Attentive Troppodillians will be aware of the Australian Centre for Social Innovation which I chair. After looking awfully like our ‘runway’ was coming to an end (as we stay in startup land) our first and still flagship program is growing strongly. Here’s a news story from South Australia.
If you’re interested, relax back on an armchair and watch this 27 minute doco as if it were Australian Story. It’s entertaining and inspiring.
Though if you want just the highlights in the condensed version – they’re here – in a 6 minute video
This video is a bit more focused on the building of the program – ie it’s co-design with its intended beneficiaries
Today’s column in the Age and SMH
Public private partnerships (PPPs) haven’t been such a happy experiment. Using private money to build arterial roads just increases their cost because private capital requires much higher returns than government borrowing.
But I’ve long wondered about a different kind of PPP that plays to the respective strengths of public and private sectors, rather than their weaknesses.
The economic textbook says governments must build public goods because private endeavour can capture only a tiny fraction of their total value to society. But Google, Facebook, Twitter and Wikipedia are all privately provided public goods. What’s going on?
Osper is a smart new London startup. Here’s its pitch to Angel investors.
Osper is a cash card for young people with a mobile banking app with login for mum and dad (with parental controls) and login for young people (which teaches responsible money management).
The cash card can be used anywhere, is setup within minutes and doesn’t require bank visits or complex paperwork.
The parent app can instantly lock the card, track transactions in real time, and manage loans from the bank of mum and dad! The young person’s app allows them to manage their own savings goals.
That’s all well and good. I’m surprised that the only mainstream parental ‘app’ that’s at all common in my experience is ‘net nanny’ type apps which filter out porn from websites. One of the things I’ve always wanted was software that would enable me to give my kids time limits for recreational use of a computer or a TV. Oh and software on the house wifi to enable you to check out what people were using it for, or, if you don’t like that, to impose download limits on different users. Alas, I think with enough savvy some of these things are possible, but they weren’t easy. And there are only 24 hours in the day.
This is an email I received earlier today from Karen Mahlab – and I offered to reproduce it here for the delectation and contribution of Troppodillians everywhere. The winner of the competition will be flown steerage to London for a weekend at Buckingham Palace with the royal carriages at their command.
In partnership with Philanthropy Australia, The Myer Family Office, The Myer Foundation and the Sidney Myer Fund, Pro Bono Australia is seeking nominations for the most significant 50 philanthropic grants in Australia.
Our aim is to increase the profile of Philanthropy in the public eye nationally. We are well below international standards in this area.

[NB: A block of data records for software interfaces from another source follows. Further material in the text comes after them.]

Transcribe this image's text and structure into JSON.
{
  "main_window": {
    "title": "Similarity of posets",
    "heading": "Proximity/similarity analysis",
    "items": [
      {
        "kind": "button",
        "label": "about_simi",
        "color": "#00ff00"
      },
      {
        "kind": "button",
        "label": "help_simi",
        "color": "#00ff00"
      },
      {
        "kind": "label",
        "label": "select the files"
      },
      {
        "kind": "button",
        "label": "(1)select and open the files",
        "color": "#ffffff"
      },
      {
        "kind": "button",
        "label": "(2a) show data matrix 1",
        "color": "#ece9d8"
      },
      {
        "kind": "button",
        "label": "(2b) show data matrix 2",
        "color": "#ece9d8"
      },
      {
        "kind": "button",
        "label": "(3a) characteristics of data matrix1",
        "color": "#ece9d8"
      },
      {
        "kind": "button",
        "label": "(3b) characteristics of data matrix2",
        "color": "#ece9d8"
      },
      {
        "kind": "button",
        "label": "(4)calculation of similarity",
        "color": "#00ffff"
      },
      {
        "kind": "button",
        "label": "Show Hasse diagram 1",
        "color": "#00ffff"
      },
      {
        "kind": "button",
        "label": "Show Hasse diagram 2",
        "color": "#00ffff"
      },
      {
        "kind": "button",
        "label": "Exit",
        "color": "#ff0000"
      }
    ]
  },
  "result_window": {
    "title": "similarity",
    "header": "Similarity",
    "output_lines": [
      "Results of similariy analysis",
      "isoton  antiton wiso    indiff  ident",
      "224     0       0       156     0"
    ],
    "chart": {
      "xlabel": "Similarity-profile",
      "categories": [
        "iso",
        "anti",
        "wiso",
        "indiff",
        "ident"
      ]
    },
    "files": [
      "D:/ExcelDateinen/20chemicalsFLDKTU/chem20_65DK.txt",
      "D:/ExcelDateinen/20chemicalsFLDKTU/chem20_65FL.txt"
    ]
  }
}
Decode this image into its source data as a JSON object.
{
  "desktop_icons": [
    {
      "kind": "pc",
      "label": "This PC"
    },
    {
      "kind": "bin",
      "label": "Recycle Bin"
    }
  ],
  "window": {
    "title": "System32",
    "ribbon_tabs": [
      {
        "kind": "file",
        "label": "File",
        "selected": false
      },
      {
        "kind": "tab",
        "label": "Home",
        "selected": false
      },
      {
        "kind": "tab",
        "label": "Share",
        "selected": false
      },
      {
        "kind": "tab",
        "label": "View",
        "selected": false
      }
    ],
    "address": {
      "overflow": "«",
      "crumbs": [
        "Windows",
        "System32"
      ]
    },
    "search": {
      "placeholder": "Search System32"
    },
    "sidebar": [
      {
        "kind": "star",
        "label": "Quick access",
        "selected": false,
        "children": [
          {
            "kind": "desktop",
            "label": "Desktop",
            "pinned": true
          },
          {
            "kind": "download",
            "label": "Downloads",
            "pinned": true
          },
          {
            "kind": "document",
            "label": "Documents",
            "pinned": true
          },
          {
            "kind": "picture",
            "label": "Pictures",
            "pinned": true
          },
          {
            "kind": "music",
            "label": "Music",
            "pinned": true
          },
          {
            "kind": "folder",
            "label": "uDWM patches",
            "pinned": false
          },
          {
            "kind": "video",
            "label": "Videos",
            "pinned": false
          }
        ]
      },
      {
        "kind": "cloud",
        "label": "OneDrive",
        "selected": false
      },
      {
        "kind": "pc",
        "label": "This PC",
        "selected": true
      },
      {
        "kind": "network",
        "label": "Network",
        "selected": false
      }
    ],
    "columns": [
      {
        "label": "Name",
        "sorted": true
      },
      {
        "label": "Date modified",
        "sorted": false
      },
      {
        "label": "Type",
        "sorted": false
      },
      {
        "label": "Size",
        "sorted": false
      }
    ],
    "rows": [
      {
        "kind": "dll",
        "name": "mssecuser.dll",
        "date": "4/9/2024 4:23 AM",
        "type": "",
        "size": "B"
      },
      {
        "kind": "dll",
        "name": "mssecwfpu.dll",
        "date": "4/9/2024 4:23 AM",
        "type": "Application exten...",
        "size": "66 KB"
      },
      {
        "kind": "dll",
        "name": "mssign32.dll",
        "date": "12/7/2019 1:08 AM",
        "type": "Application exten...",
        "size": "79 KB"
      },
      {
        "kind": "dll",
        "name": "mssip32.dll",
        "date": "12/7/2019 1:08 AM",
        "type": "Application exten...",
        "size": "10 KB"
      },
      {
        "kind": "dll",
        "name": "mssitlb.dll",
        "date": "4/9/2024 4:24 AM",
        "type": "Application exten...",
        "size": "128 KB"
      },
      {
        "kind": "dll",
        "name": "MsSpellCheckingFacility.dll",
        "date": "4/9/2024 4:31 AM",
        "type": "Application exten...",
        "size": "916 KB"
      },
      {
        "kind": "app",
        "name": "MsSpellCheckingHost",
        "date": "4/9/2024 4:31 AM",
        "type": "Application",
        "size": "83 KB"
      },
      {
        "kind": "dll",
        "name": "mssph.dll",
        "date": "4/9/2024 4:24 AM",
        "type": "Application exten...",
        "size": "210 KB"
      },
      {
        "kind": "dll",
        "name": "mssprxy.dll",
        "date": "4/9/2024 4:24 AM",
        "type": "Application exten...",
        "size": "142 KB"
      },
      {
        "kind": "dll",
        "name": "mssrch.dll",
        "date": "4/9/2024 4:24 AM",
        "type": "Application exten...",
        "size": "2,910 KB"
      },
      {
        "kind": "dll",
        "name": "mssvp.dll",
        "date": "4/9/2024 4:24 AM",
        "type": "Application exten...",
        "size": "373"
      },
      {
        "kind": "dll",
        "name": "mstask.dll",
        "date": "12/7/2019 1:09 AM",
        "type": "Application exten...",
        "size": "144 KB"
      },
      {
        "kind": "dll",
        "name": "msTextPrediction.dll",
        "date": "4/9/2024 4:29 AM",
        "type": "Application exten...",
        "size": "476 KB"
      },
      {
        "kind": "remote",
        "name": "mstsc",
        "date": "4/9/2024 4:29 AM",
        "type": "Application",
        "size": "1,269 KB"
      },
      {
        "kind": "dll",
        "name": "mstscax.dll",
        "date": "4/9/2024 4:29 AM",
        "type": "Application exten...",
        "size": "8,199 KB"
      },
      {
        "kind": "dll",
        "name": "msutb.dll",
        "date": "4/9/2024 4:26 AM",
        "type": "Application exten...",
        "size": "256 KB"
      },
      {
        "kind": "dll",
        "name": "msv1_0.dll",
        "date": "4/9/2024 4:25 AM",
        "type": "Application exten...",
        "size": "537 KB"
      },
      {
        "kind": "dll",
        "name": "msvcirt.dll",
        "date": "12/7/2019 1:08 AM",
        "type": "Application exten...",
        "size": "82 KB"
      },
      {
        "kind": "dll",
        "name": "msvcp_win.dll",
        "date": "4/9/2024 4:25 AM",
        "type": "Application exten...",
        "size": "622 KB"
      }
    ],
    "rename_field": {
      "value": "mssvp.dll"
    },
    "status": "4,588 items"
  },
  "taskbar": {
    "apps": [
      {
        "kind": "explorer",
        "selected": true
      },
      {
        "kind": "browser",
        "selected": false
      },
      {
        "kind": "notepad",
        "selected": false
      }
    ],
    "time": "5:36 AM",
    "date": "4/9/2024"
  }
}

We already have a couple of hundred nominations registered which is wonderful at this stage.
I’d be most appreciative if you could have a think about whether or not you have a personal favorite for nomination. It can about the impact a grant has had not necessarily its size.
I am sending this to you because of your extensive professional networks and your interest and/or deep involvement in your own areas of specialisation and philanthropy.

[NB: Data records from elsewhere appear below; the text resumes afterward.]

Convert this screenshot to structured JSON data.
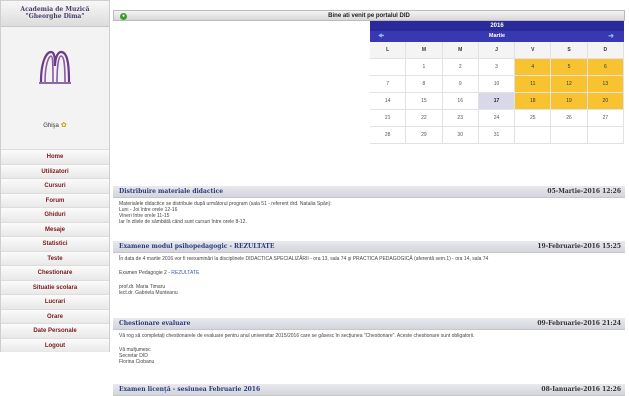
{
  "sidebar": {
    "title_line1": "Academia de Muzică",
    "title_line2": "\"Gheorghe Dima\"",
    "user": "Ghişa",
    "menu": [
      {
        "label": "Home"
      },
      {
        "label": "Utilizatori"
      },
      {
        "label": "Cursuri"
      },
      {
        "label": "Forum"
      },
      {
        "label": "Ghiduri"
      },
      {
        "label": "Mesaje"
      },
      {
        "label": "Statistici"
      },
      {
        "label": "Teste"
      },
      {
        "label": "Chestionare"
      },
      {
        "label": "Situatie scolara"
      },
      {
        "label": "Lucrari"
      },
      {
        "label": "Orare"
      },
      {
        "label": "Date Personale"
      },
      {
        "label": "Logout"
      }
    ]
  },
  "header": {
    "title": "Bine ati venit pe portalul DID"
  },
  "calendar": {
    "year": "2016",
    "month": "Martie",
    "weekdays": [
      "L",
      "M",
      "M",
      "J",
      "V",
      "S",
      "D"
    ],
    "weeks": [
      [
        "",
        "1",
        "2",
        "3",
        "4",
        "5",
        "6"
      ],
      [
        "7",
        "8",
        "9",
        "10",
        "11",
        "12",
        "13"
      ],
      [
        "14",
        "15",
        "16",
        "17",
        "18",
        "19",
        "20"
      ],
      [
        "21",
        "22",
        "23",
        "24",
        "25",
        "26",
        "27"
      ],
      [
        "28",
        "29",
        "30",
        "31",
        "",
        "",
        ""
      ]
    ],
    "highlight_color": "#f7c331",
    "today": "17"
  },
  "posts": [
    {
      "title": "Distribuire materiale didactice",
      "date": "05-Martie-2016 12:26",
      "lines": [
        "Materialele didactice se distribuie după următorul program (sala 51 - referent drd. Natalia Spân):",
        "Luni - Joi între orele 12-16",
        "Vineri între orele 11-15",
        "Iar în zilele de sâmbătă când sunt cursuri între orele 8-12."
      ]
    },
    {
      "title": "Examene modul psihopedagogic - REZULTATE",
      "date": "19-Februarie-2016 15:25",
      "para1": "În data de 4 martie 2016 vor fi reexaminări la disciplinele DIDACTICA SPECIALIZĂRII - ora 13, sala 74 şi PRACTICA PEDAGOGICĂ (aferentă sem.1) - ora 14, sala 74",
      "para2_prefix": "Examen Pedagogie 2 - ",
      "para2_link": "REZULTATE",
      "signature": [
        "prof.dr. Maria Timaru",
        "lect.dr. Gabriela Munteanu"
      ]
    },
    {
      "title": "Chestionare evaluare",
      "date": "09-Februarie-2016 21:24",
      "para1": "Vă rog să completaţi chestionarele de evaluare pentru anul universitar 2015/2016 care se găsesc în secţiunea \"Chestionare\". Aceste chestionare sunt obligatorii.",
      "signature": [
        "Vă mulţumesc",
        "Secretar DID",
        "Florina Ciobanu"
      ]
    },
    {
      "title": "Examen licenţă - sesiunea Februarie 2016",
      "date": "08-Ianuarie-2016 12:26"
    }
  ]
}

See below for more details and please excuse the non personalised email. Also, feel free to pass this on to anyone else in your networks who may have a potential nomination.
Get a load of the UK Cabinet Office Minister’s delivery.
It’s fabulously low key, informal, indeed intimate compared with the formal bullshitting mode of almost all political utterance, and straightforward. It is of course ‘spin’, as it couldn’t be anything else. The Gettysburg Address was spin. But what I find thoroughly delightful about it is the way in which it simply dispenses with the entire genre of the public statement.
Of course there’s a reason for the genre of the public statement, because a public statement is not an intimate statement to a single person. However it is now so thoroughly debased by Orwellian corporatespeak “The Government is committed to a fairer Britain for all Britons”, that it’s a breath of fresh air to start again.
Reminds me of this issue I drew attention to in a previous post:
One of the things that intrigues me about the world is that acting is never ‘realistic’. For instance whenever you listen to a documentary and some scene is ‘reconstructed by actors’, you can always tell that they’re actors. They say their lines like they’re in a play or a movie, yet they’re acting real life. Strange isn’t it? They’re professionals at feigning life, and yet, when their only job is to feign life, not to ‘put on a play’ which is understandably a kind of hyper-real-life, they can’t do it. I’d like to understand why this is so. I’m sure it’s not a reflection on actors that their acting is not fully ‘realistic’, just as a TV presenters speech to camera is not like they speak normally, and just as when we give a speech to a group it’s not the same voice we use to speak to each other. Still I think it is a very telling reflection on actors that they show little sign of doing something completely realistic on the rare occasions when it’s called for.